Supplied material below:

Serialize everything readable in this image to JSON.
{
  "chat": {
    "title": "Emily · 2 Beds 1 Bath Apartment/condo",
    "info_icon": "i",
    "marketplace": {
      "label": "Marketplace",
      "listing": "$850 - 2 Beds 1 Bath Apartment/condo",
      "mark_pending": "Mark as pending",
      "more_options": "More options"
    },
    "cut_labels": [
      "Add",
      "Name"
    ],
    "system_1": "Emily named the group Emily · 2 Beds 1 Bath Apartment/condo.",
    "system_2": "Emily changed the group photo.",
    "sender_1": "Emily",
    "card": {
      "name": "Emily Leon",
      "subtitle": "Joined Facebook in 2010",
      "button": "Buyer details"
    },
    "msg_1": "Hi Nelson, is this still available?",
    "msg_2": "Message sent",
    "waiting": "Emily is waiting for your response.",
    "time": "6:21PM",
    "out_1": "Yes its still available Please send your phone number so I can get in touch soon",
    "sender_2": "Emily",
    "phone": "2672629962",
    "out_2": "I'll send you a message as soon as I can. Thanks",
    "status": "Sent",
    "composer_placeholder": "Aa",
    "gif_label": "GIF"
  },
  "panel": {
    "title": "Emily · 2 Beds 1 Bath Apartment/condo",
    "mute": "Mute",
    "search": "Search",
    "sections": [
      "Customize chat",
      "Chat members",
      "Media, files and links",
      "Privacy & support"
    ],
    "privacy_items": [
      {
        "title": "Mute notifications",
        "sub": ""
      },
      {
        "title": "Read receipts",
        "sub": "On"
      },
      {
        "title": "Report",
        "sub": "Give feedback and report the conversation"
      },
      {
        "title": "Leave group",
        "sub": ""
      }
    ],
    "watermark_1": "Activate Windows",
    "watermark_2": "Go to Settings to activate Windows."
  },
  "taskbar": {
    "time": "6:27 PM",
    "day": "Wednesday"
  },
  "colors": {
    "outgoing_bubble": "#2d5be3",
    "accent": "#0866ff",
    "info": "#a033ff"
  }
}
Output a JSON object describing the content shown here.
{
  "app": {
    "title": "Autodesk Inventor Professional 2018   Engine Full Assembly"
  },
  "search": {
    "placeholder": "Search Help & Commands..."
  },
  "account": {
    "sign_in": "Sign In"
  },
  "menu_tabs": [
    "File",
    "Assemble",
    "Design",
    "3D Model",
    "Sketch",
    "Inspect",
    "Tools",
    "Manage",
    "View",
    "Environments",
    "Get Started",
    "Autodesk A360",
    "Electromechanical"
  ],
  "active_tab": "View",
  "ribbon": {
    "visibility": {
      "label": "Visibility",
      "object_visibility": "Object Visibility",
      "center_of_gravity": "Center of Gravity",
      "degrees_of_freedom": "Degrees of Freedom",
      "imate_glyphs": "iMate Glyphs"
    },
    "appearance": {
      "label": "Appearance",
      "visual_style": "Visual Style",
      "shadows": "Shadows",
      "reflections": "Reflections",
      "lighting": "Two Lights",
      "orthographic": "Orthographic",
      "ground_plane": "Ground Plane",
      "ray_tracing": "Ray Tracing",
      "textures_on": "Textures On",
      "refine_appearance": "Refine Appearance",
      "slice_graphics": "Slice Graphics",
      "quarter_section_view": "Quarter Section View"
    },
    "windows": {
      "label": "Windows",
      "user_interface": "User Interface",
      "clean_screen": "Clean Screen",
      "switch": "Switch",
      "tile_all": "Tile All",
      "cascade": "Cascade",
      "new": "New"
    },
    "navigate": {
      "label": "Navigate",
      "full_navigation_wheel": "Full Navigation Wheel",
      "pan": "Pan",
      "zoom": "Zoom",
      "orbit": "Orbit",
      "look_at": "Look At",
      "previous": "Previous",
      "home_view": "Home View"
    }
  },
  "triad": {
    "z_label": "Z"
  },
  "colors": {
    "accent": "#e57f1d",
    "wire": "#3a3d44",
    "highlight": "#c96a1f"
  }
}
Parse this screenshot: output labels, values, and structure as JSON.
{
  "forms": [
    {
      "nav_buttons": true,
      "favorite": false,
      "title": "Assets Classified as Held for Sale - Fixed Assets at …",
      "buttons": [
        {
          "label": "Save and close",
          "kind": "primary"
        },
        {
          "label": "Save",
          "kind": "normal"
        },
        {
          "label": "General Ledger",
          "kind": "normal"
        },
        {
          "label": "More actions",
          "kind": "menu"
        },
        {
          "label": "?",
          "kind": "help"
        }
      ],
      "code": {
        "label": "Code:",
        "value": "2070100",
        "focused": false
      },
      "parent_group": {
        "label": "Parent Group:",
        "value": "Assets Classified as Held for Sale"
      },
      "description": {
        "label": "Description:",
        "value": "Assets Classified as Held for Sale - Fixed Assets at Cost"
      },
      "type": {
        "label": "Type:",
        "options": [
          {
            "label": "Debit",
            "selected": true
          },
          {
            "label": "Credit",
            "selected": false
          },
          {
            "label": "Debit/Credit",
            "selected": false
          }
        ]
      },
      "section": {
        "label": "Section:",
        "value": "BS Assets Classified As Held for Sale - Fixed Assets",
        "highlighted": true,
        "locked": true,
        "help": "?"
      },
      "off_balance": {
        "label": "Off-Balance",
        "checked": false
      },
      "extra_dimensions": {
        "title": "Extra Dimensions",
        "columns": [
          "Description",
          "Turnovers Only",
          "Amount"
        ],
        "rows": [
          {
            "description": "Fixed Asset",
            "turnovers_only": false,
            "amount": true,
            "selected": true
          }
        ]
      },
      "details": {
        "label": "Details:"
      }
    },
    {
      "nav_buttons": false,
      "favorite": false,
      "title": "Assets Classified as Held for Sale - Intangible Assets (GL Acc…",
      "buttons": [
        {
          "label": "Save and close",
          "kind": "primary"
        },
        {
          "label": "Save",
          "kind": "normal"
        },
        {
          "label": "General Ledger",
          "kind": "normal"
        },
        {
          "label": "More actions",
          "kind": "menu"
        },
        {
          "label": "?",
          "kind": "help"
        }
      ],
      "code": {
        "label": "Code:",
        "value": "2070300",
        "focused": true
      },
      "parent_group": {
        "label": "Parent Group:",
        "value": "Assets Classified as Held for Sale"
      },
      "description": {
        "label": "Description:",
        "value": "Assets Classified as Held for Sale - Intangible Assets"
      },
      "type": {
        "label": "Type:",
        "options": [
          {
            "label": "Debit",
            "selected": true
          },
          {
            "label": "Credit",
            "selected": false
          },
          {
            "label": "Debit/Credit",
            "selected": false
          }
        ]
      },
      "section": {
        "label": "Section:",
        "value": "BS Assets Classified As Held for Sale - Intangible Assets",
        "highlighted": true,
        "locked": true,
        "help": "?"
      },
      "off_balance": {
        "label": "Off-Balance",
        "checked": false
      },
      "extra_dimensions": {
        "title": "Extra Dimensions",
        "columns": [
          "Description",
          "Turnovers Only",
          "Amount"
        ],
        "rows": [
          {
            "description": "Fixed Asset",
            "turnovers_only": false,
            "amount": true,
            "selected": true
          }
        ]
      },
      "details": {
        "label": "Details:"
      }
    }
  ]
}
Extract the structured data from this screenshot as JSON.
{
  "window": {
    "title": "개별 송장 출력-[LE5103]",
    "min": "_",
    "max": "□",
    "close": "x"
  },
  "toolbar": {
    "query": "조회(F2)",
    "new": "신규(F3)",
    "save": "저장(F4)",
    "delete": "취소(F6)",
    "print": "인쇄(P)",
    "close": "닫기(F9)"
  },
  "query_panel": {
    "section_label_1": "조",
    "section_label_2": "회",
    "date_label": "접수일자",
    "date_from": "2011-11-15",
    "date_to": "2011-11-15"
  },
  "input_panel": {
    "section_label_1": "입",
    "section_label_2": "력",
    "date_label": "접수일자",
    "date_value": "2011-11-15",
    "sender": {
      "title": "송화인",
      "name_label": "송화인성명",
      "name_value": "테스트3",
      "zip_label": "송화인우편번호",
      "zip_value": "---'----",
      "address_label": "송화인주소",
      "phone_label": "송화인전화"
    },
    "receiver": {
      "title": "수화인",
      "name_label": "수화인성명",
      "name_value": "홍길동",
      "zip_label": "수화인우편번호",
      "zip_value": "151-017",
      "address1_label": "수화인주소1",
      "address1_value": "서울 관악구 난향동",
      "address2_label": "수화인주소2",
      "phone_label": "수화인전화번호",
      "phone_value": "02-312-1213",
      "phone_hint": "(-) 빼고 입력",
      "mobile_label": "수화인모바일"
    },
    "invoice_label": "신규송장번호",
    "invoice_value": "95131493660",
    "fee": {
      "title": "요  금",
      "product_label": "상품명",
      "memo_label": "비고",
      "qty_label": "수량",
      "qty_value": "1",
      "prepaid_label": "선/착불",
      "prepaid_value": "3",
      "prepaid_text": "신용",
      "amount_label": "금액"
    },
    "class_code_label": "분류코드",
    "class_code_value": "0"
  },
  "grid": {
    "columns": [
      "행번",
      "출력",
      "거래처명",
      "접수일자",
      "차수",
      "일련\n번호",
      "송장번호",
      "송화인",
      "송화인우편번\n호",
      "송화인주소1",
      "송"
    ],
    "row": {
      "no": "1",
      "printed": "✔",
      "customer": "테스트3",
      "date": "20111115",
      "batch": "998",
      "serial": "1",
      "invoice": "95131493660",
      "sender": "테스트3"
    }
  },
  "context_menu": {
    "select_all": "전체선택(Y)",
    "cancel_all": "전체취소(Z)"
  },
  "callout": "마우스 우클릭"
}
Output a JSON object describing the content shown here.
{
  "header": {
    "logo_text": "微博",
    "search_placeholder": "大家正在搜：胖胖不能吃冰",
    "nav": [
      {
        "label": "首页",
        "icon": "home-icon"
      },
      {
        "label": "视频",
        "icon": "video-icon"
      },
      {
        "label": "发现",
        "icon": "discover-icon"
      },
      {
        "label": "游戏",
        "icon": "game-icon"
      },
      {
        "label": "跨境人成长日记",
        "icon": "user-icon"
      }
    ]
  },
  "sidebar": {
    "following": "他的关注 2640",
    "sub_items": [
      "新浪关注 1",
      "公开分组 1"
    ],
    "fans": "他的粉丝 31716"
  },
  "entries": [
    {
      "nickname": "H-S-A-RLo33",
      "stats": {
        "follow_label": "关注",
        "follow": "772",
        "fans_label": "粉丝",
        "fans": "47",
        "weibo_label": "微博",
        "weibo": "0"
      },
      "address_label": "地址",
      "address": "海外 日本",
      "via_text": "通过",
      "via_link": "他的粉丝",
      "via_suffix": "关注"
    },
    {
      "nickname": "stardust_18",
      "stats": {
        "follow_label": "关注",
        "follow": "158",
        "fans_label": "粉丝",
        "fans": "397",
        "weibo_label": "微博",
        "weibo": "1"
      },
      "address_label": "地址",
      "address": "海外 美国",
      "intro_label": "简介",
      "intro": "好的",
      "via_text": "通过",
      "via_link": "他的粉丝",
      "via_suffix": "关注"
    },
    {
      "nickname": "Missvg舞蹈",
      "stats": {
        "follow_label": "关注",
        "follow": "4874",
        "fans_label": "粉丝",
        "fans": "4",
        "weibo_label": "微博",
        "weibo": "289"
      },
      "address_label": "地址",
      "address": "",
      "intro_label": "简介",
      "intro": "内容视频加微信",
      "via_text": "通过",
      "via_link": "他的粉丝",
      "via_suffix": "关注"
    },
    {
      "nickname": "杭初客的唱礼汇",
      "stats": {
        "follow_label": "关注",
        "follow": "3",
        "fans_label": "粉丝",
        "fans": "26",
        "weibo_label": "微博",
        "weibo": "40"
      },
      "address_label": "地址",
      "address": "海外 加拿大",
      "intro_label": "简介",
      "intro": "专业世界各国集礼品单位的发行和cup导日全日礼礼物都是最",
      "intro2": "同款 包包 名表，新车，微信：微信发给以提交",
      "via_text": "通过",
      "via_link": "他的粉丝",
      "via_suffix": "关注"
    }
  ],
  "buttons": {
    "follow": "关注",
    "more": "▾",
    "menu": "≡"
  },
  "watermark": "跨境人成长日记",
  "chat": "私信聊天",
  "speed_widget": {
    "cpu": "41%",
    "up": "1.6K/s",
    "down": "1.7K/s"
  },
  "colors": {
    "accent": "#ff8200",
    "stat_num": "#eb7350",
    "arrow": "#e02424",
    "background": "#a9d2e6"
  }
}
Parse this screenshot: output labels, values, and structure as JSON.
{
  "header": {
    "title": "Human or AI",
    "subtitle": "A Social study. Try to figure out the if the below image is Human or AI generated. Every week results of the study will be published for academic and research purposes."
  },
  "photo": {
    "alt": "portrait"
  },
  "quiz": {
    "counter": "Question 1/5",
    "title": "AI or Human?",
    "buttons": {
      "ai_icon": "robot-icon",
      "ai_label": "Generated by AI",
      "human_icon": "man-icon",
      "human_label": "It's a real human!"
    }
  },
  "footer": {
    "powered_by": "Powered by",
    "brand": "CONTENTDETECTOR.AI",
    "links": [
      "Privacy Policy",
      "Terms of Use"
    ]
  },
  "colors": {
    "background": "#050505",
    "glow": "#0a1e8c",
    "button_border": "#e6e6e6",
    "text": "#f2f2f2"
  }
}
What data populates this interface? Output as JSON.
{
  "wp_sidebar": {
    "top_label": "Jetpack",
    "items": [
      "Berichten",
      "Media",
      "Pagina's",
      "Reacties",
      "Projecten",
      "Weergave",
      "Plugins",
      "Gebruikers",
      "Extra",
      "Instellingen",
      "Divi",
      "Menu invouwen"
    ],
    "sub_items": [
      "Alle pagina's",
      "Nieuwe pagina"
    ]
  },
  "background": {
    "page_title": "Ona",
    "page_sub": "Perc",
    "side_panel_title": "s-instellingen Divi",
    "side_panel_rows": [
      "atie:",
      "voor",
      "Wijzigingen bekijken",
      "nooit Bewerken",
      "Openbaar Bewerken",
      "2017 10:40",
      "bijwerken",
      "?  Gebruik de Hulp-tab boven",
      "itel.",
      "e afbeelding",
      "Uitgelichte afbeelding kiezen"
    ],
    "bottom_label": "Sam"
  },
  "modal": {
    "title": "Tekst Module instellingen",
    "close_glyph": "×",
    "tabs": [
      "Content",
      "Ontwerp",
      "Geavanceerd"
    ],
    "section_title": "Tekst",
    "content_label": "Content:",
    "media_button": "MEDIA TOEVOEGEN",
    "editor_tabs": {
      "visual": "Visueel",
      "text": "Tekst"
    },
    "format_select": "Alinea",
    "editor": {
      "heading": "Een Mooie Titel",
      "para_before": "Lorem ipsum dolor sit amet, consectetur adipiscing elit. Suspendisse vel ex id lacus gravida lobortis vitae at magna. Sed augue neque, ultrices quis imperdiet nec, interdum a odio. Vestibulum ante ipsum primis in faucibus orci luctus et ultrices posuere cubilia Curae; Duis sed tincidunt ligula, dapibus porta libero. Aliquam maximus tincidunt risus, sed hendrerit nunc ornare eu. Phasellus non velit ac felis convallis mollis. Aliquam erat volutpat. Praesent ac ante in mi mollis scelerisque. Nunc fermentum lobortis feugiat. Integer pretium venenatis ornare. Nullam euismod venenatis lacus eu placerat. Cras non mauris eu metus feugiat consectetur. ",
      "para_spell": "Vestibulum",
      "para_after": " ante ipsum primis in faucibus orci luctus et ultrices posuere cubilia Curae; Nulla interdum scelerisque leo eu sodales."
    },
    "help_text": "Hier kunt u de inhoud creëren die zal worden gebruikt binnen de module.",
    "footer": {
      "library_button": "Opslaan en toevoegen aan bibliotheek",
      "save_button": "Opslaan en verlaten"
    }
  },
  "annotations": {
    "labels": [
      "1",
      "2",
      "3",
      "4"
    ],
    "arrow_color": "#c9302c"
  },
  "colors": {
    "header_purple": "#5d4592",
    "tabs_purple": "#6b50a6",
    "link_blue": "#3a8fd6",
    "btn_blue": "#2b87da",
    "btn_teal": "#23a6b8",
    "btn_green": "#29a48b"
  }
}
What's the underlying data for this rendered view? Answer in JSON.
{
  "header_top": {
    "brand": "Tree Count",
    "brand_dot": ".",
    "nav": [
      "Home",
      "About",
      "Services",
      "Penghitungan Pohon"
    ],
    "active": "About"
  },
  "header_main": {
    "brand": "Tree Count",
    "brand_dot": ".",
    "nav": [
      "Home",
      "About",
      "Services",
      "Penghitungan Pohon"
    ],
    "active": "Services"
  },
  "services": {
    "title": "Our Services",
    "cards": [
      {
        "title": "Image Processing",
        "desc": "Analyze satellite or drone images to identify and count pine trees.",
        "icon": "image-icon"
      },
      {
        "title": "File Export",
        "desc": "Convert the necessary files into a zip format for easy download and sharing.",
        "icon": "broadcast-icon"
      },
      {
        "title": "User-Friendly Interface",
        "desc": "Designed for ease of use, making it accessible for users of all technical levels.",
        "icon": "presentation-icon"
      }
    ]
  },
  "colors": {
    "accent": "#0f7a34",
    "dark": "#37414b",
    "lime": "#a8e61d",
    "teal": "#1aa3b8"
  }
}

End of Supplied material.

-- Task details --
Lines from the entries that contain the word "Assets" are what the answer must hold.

-- Result of this exercise --
      "title": "Assets Classified as Held for Sale - Fixed Assets at …",
        "value": "Assets Classified as Held for Sale"
        "value": "Assets Classified as Held for Sale - Fixed Assets at Cost"
        "value": "BS Assets Classified As Held for Sale - Fixed Assets",
      "title": "Assets Classified as Held for Sale - Intangible Assets (GL Acc…",
        "value": "Assets Classified as Held for Sale"
        "value": "Assets Classified as Held for Sale - Intangible Assets"
        "value": "BS Assets Classified As Held for Sale - Intangible Assets",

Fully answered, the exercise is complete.